Bridging The Continental’s Divide

Written by Adam Rathe on . Posted in Posts.


Before it doled out a fiveshots-for-$10 special designed to lure in passing college kids, Continental hosted some of New York’s most infamous punk shows. From 1991 when the club opened until 2006 when the plug was pulled on live music,The Ramones, Agnostic Front and The Cro- Mags were just some of the seminal local bands to take the dive bar’s stage. Fifteen years after opening the club, though, owner Trigger stopped hosting live shows in favor of pulling in a crowd that would pay for its drinks and enable him to keep the doors open. After more than three years of silence—save the sound that one too many Jaeger shots brings out of a New School freshman—Trigger is bringing music back to Continental for a onenight-only show featuring some of the club’s best-loved alumnus.

“It’s been over three years since I stopped doing live music. I miss the energy, the insanity and the dysfunction,” Triggers says over the phone from the back seat of a cab. “I don’t miss having a hard time paying my bills, but I miss running a live music club deeply.”

So Jan. 17 he’ll welcome performers such as The Patti Smith Group’s Lenny Kaye, a new band consisting of The Dead Boys’ Cheetah Chrome and Blackhearts guitarist Dougie Needles, CJ Ramone, The Waldos with Water Lure (formerly of Johnny Thunders & The Heartbreakers), Sea Monster, Furious George and special guests, including Handsome Dick Manitoba and Jesse Malin.

“It’s taken me three years to feel ready,” says Trigger. “The first year I was going through withdrawal—CBGB closed a few weeks after I did and there were certain bands that could really only play The Continental or CBGB or Coney Island High when it was open, so these bands were feeling really lost and homeless. I felt for them. I missed it and it took a year to make the new concept work. After that I started thinking about the reunion and I said it really should be done here, even though I don’t have any equipment and I know I won’t break even. I felt like now would be the perfect time to get something like this going.”

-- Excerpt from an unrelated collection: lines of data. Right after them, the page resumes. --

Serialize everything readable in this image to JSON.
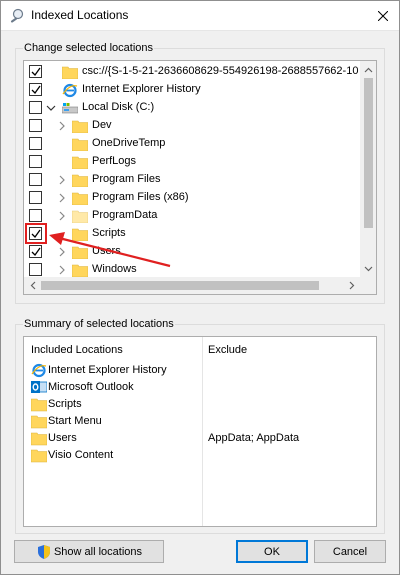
{
  "window": {
    "title": "Indexed Locations"
  },
  "change_group": {
    "label": "Change selected locations",
    "rows": [
      {
        "label": "csc://{S-1-5-21-2636608629-554926198-2688557662-10",
        "checked": true,
        "icon": "folder-icon"
      },
      {
        "label": "Internet Explorer History",
        "checked": true,
        "icon": "internet-explorer-icon"
      },
      {
        "label": "Local Disk (C:)",
        "checked": false,
        "icon": "drive-icon"
      },
      {
        "label": "Dev",
        "checked": false,
        "icon": "folder-icon"
      },
      {
        "label": "OneDriveTemp",
        "checked": false,
        "icon": "folder-icon"
      },
      {
        "label": "PerfLogs",
        "checked": false,
        "icon": "folder-icon"
      },
      {
        "label": "Program Files",
        "checked": false,
        "icon": "folder-icon"
      },
      {
        "label": "Program Files (x86)",
        "checked": false,
        "icon": "folder-icon"
      },
      {
        "label": "ProgramData",
        "checked": false,
        "icon": "folder-icon"
      },
      {
        "label": "Scripts",
        "checked": true,
        "icon": "folder-icon"
      },
      {
        "label": "Users",
        "checked": true,
        "icon": "folder-icon"
      },
      {
        "label": "Windows",
        "checked": false,
        "icon": "folder-icon"
      }
    ]
  },
  "summary_group": {
    "label": "Summary of selected locations",
    "col_included": "Included Locations",
    "col_exclude": "Exclude",
    "rows": [
      {
        "label": "Internet Explorer History",
        "exclude": "",
        "icon": "internet-explorer-icon"
      },
      {
        "label": "Microsoft Outlook",
        "exclude": "",
        "icon": "outlook-icon"
      },
      {
        "label": "Scripts",
        "exclude": "",
        "icon": "folder-icon"
      },
      {
        "label": "Start Menu",
        "exclude": "",
        "icon": "folder-icon"
      },
      {
        "label": "Users",
        "exclude": "AppData; AppData",
        "icon": "folder-icon"
      },
      {
        "label": "Visio Content",
        "exclude": "",
        "icon": "folder-icon"
      }
    ]
  },
  "buttons": {
    "show_all": "Show all locations",
    "ok": "OK",
    "cancel": "Cancel"
  },
  "colors": {
    "accent": "#0078d7",
    "annotation": "#e02020",
    "folder": "#ffd65c"
  }
}
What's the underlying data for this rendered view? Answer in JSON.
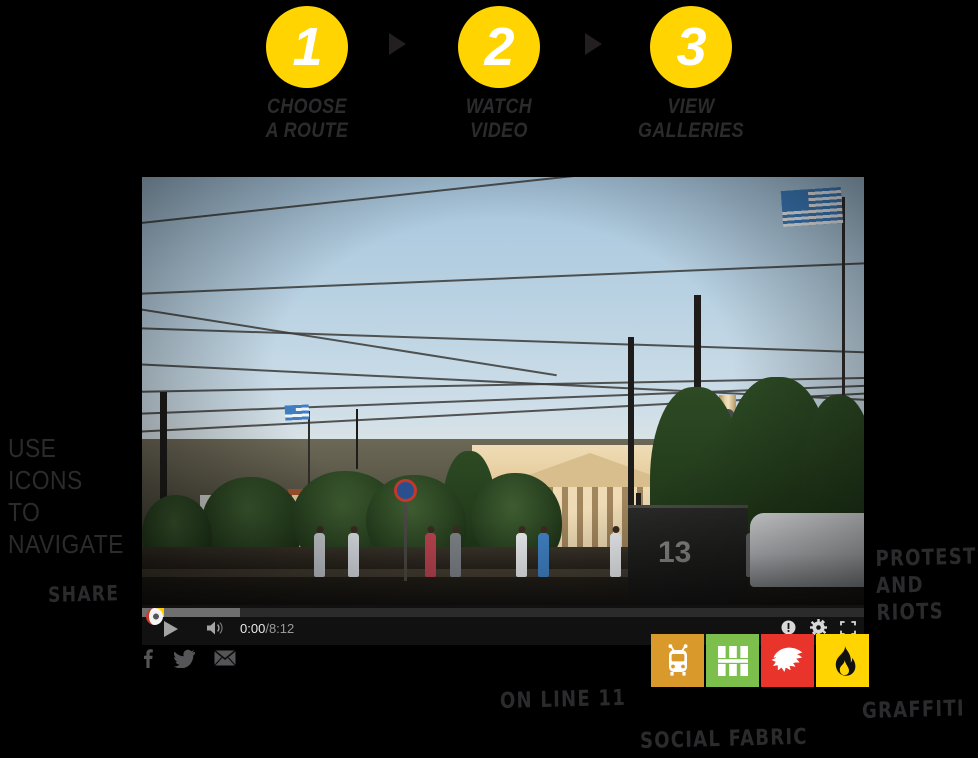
{
  "steps": {
    "items": [
      {
        "number": "1",
        "label": "CHOOSE\nA ROUTE"
      },
      {
        "number": "2",
        "label": "WATCH\nVIDEO"
      },
      {
        "number": "3",
        "label": "VIEW\nGALLERIES"
      }
    ],
    "circle_color": "#FFD400",
    "number_color": "#FFFFFF",
    "label_color": "#2B2B2D",
    "arrow_color": "#231F20"
  },
  "player": {
    "current_time": "0:00",
    "separator": "/",
    "total_time": "8:12",
    "play_label": "play-button",
    "volume_label": "volume-button",
    "info_label": "info-button",
    "settings_label": "settings-button",
    "fullscreen_label": "fullscreen-button",
    "progress_played_color": "#FFCC00",
    "progress_loaded_color": "#6F6F6F",
    "bar_color": "#111111"
  },
  "share": {
    "icons": [
      {
        "name": "facebook-share-icon",
        "glyph": "f"
      },
      {
        "name": "twitter-share-icon",
        "glyph": "twitter-bird"
      },
      {
        "name": "email-share-icon",
        "glyph": "envelope"
      }
    ]
  },
  "categories": [
    {
      "name": "trolleybus",
      "color": "#D99A2B",
      "icon_color": "#FFFFFF"
    },
    {
      "name": "social-fabric",
      "color": "#7DBF4C",
      "icon_color": "#FFFFFF"
    },
    {
      "name": "protests-and-riots",
      "color": "#E8342A",
      "icon_color": "#FFFFFF"
    },
    {
      "name": "graffiti",
      "color": "#FFD400",
      "icon_color": "#111111"
    }
  ],
  "annotations": {
    "use_icons": "USE\nICONS\nTO\nNAVIGATE",
    "share": "SHARE",
    "protests": "PROTESTS\nAND\nRIOTS",
    "graffiti": "GRAFFITI",
    "online11": "ON  LINE  11",
    "social_fabric": "SOCIAL  FABRIC"
  },
  "video_scene": {
    "description": "Academy of Athens at golden hour with Athena column, Greek flags, trolley wires, trees, pedestrians and a white van"
  }
}
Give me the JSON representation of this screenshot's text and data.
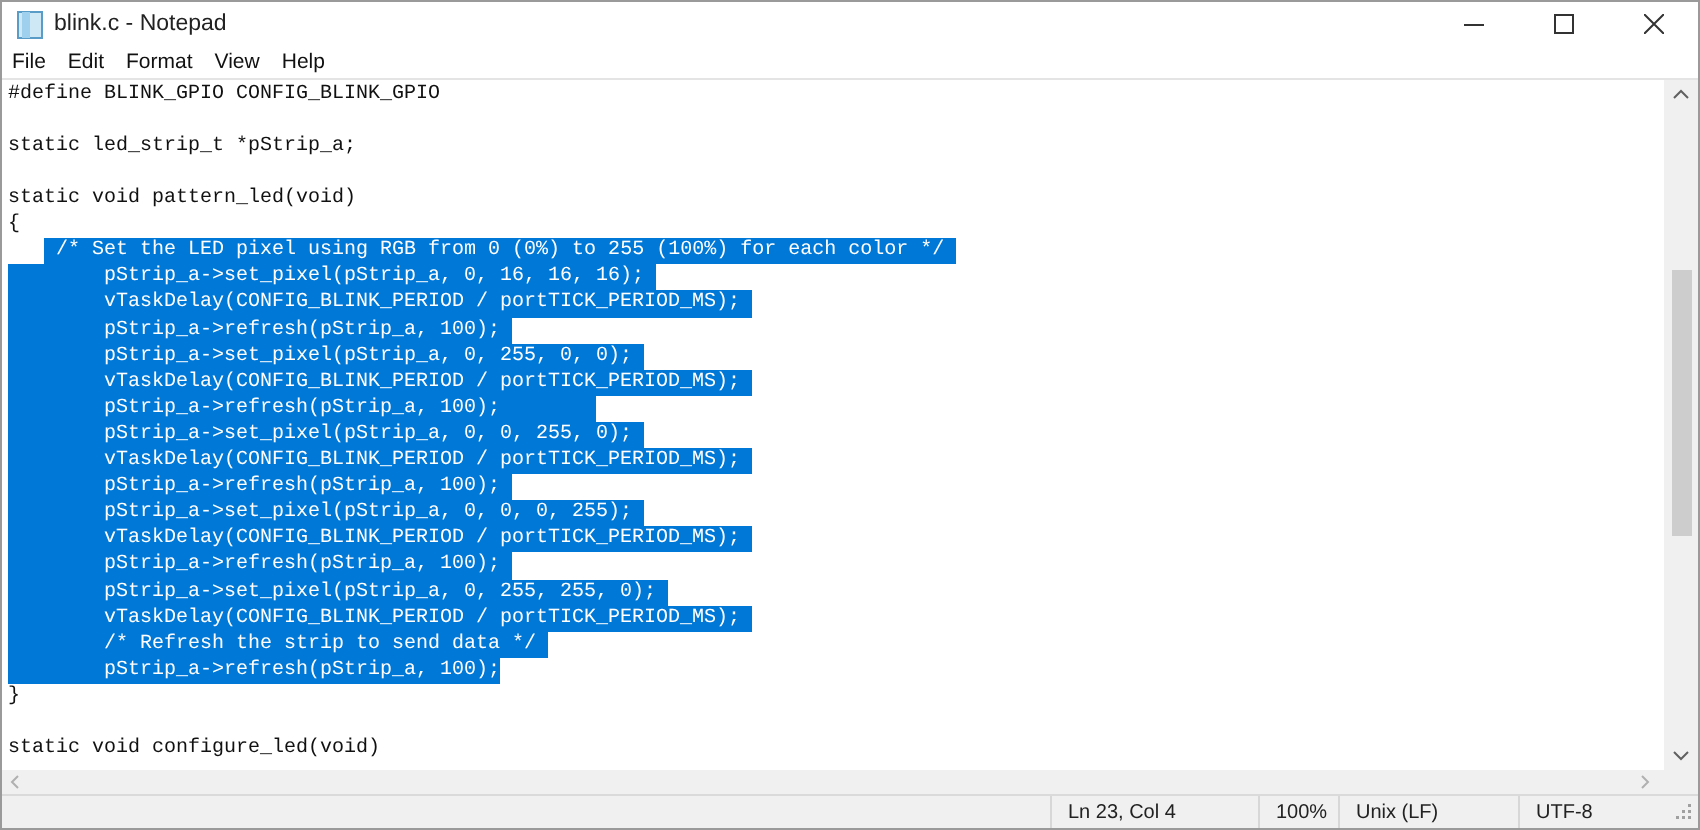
{
  "window": {
    "title": "blink.c - Notepad"
  },
  "menu": [
    "File",
    "Edit",
    "Format",
    "View",
    "Help"
  ],
  "editor": {
    "lines": [
      {
        "kind": "code",
        "text": "#define BLINK_GPIO CONFIG_BLINK_GPIO",
        "selected": false
      },
      {
        "kind": "blank"
      },
      {
        "kind": "code",
        "text": "static led_strip_t *pStrip_a;",
        "selected": false
      },
      {
        "kind": "blank"
      },
      {
        "kind": "code",
        "text": "static void pattern_led(void)",
        "selected": false
      },
      {
        "kind": "code",
        "text": "{",
        "selected": false
      },
      {
        "kind": "partial",
        "text": "    /* Set the LED pixel using RGB from 0 (0%) to 255 (100%) for each color */",
        "selected": true
      },
      {
        "kind": "code",
        "text": "        pStrip_a->set_pixel(pStrip_a, 0, 16, 16, 16);",
        "selected": true
      },
      {
        "kind": "code",
        "text": "        vTaskDelay(CONFIG_BLINK_PERIOD / portTICK_PERIOD_MS);",
        "selected": true
      },
      {
        "kind": "code",
        "text": "        pStrip_a->refresh(pStrip_a, 100);",
        "selected": true
      },
      {
        "kind": "code",
        "text": "        pStrip_a->set_pixel(pStrip_a, 0, 255, 0, 0);",
        "selected": true
      },
      {
        "kind": "code",
        "text": "        vTaskDelay(CONFIG_BLINK_PERIOD / portTICK_PERIOD_MS);",
        "selected": true
      },
      {
        "kind": "code",
        "text": "        pStrip_a->refresh(pStrip_a, 100);       ",
        "selected": true
      },
      {
        "kind": "code",
        "text": "        pStrip_a->set_pixel(pStrip_a, 0, 0, 255, 0);",
        "selected": true
      },
      {
        "kind": "code",
        "text": "        vTaskDelay(CONFIG_BLINK_PERIOD / portTICK_PERIOD_MS);",
        "selected": true
      },
      {
        "kind": "code",
        "text": "        pStrip_a->refresh(pStrip_a, 100);",
        "selected": true
      },
      {
        "kind": "code",
        "text": "        pStrip_a->set_pixel(pStrip_a, 0, 0, 0, 255);",
        "selected": true
      },
      {
        "kind": "code",
        "text": "        vTaskDelay(CONFIG_BLINK_PERIOD / portTICK_PERIOD_MS);",
        "selected": true
      },
      {
        "kind": "code",
        "text": "        pStrip_a->refresh(pStrip_a, 100);",
        "selected": true
      },
      {
        "kind": "code",
        "text": "        pStrip_a->set_pixel(pStrip_a, 0, 255, 255, 0);",
        "selected": true
      },
      {
        "kind": "code",
        "text": "        vTaskDelay(CONFIG_BLINK_PERIOD / portTICK_PERIOD_MS);",
        "selected": true
      },
      {
        "kind": "code",
        "text": "        /* Refresh the strip to send data */",
        "selected": true
      },
      {
        "kind": "code",
        "text": "        pStrip_a->refresh(pStrip_a, 100);",
        "selected": true
      },
      {
        "kind": "code",
        "text": "}",
        "selected": false
      },
      {
        "kind": "blank"
      },
      {
        "kind": "code",
        "text": "static void configure_led(void)",
        "selected": false
      }
    ]
  },
  "status_bar": [
    "Ln 23, Col 4",
    "100%",
    "Unix (LF)",
    "UTF-8"
  ]
}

Trigger isn’t the only one who’s itching to take the club back for a night.

Kaye, who’s played countless gigs there over the years, is equally excited. “I understand what it’s like to keep a club going and often when you have people drinking five shots for $10, it’s not the most amenable atmosphere for music,” he says. “That said, I miss it as a great joint. It had a real coterie of bands that I liked seeing and I would stop in on a random night to see who was up on stage. I very seldom go beyond the Lower East Side to see anything—we need a place to play, not just on stage but off.”

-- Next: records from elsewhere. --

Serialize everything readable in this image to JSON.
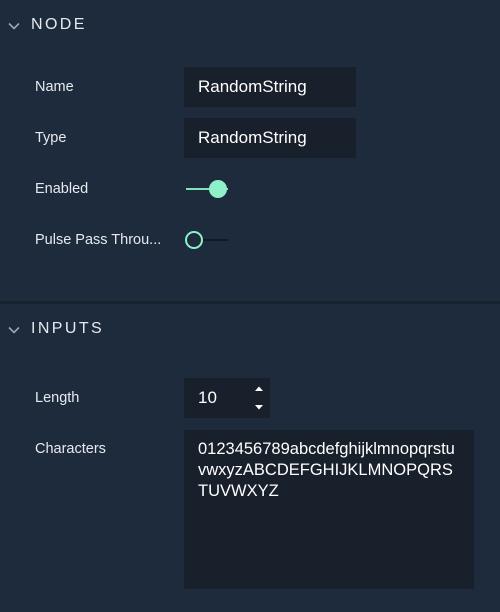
{
  "node_section": {
    "title": "NODE",
    "name_label": "Name",
    "name_value": "RandomString",
    "type_label": "Type",
    "type_value": "RandomString",
    "enabled_label": "Enabled",
    "enabled_on": true,
    "pulse_label": "Pulse Pass Throu...",
    "pulse_on": false
  },
  "inputs_section": {
    "title": "INPUTS",
    "length_label": "Length",
    "length_value": "10",
    "characters_label": "Characters",
    "characters_value": "0123456789abcdefghijklmnopqrstuvwxyzABCDEFGHIJKLMNOPQRSTUVWXYZ"
  },
  "icons": {
    "collapse": "chevron-down-icon",
    "increment": "caret-up-icon",
    "decrement": "caret-down-icon"
  },
  "colors": {
    "background": "#1e2b3c",
    "field": "#18202c",
    "accent": "#8ff0c9",
    "text": "#e6eaef"
  }
}
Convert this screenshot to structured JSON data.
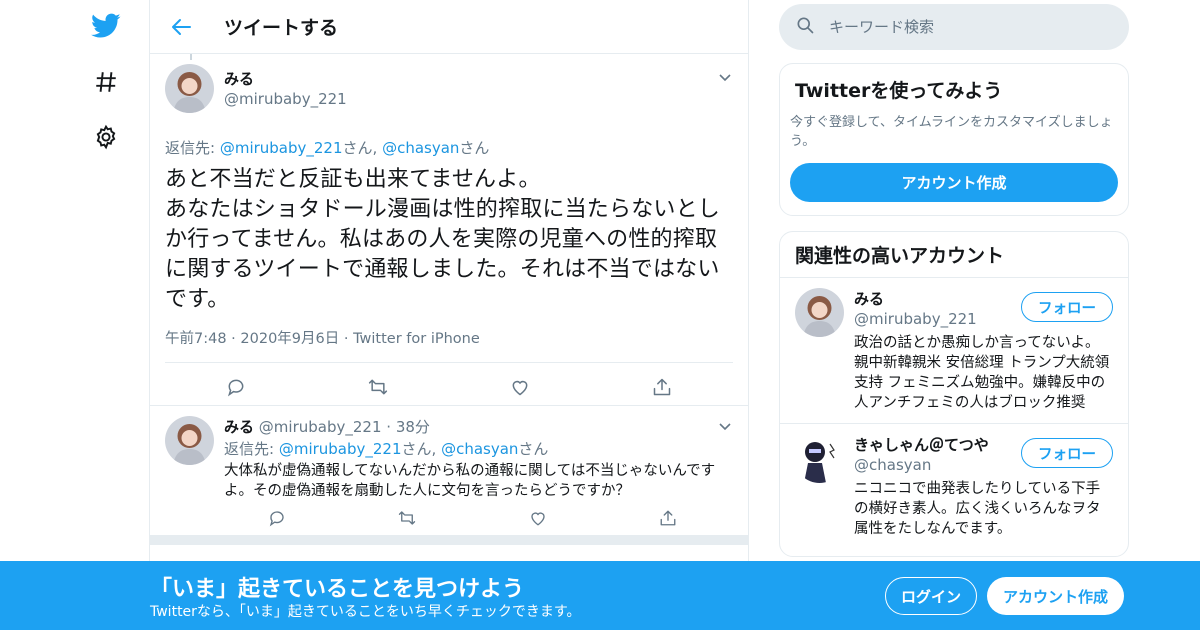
{
  "app": {
    "accent": "#1da1f2",
    "border": "#e6ecf0",
    "muted": "#657786"
  },
  "nav": {
    "icons": [
      "twitter-bird-icon",
      "hashtag-icon",
      "gear-icon"
    ]
  },
  "header": {
    "title": "ツイートする"
  },
  "focus_tweet": {
    "name": "みる",
    "handle": "@mirubaby_221",
    "reply_prefix": "返信先: ",
    "reply_user1": "@mirubaby_221",
    "reply_mid": "さん, ",
    "reply_user2": "@chasyan",
    "reply_suffix": "さん",
    "text": "あと不当だと反証も出来てませんよ。\nあなたはショタドール漫画は性的搾取に当たらないとしか行ってません。私はあの人を実際の児童への性的搾取に関するツイートで通報しました。それは不当ではないです。",
    "time": "午前7:48",
    "date": "2020年9月6日",
    "client": "Twitter for iPhone"
  },
  "reply_tweet": {
    "name": "みる",
    "handle": "@mirubaby_221",
    "age": "38分",
    "reply_prefix": "返信先: ",
    "reply_user1": "@mirubaby_221",
    "reply_mid": "さん, ",
    "reply_user2": "@chasyan",
    "reply_suffix": "さん",
    "text": "大体私が虚偽通報してないんだから私の通報に関しては不当じゃないんですよ。その虚偽通報を扇動した人に文句を言ったらどうですか？"
  },
  "search": {
    "placeholder": "キーワード検索"
  },
  "signup_card": {
    "title": "Twitterを使ってみよう",
    "desc": "今すぐ登録して、タイムラインをカスタマイズしましょう。",
    "button": "アカウント作成"
  },
  "related": {
    "title": "関連性の高いアカウント",
    "users": [
      {
        "name": "みる",
        "handle": "@mirubaby_221",
        "follow": "フォロー",
        "bio": "政治の話とか愚痴しか言ってないよ。親中新韓親米 安倍総理 トランプ大統領 支持 フェミニズム勉強中。嫌韓反中の人アンチフェミの人はブロック推奨"
      },
      {
        "name": "きゃしゃん＠てつや",
        "handle": "@chasyan",
        "follow": "フォロー",
        "bio": "ニコニコで曲発表したりしている下手の横好き素人。広く浅くいろんなヲタ属性をたしなんでます。"
      }
    ]
  },
  "banner": {
    "title": "「いま」起きていることを見つけよう",
    "subtitle": "Twitterなら、「いま」起きていることをいち早くチェックできます。",
    "login": "ログイン",
    "signup": "アカウント作成"
  }
}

Cheetah Chrome, who’s traveling from his home in Nashville for the show, is also enthused, despite the disappearance of the East Village of his glory days. “I went down there two or three years ago when we were recording—I had a few hours off and I wanted to get out of the studio—and I went to St. Marks Place and I didn’t see one thing I knew. I don’t go there anymore, it’s completely changed.”

Still, he says, “I’d stay to drink until dawn, but I’ve quit drinking. I’ve seen more than one sunrise from the Continental.”

Trigger doesn’t deny that the neighborhood’s lost some of its luster— “There’s not much going on in Manhattan,” he says, “it was a specific vibe that may never happen again”—but for a guy who keeps a sign taped up behind his bar that says “The customer is always WRONG,” he’s got a surprisingly sunny outlook.

“The Gap was an invasion. And then came Starbucks and Kmart and that high rise [on Astor Place,]” he says. “Things change, though.The Beats lost their jazz clubs and cafes and the hippies lost their galleries and community centers.There’s still plenty of fun to be had and art to be created—you’ve just got to go find it.”

Continental Rock’N’Roll Reunion Concert
Jan. 17, The Continental, 25 3rd Ave. (at St. Marks Pl.), 212-529-6824; 6, $10 and up.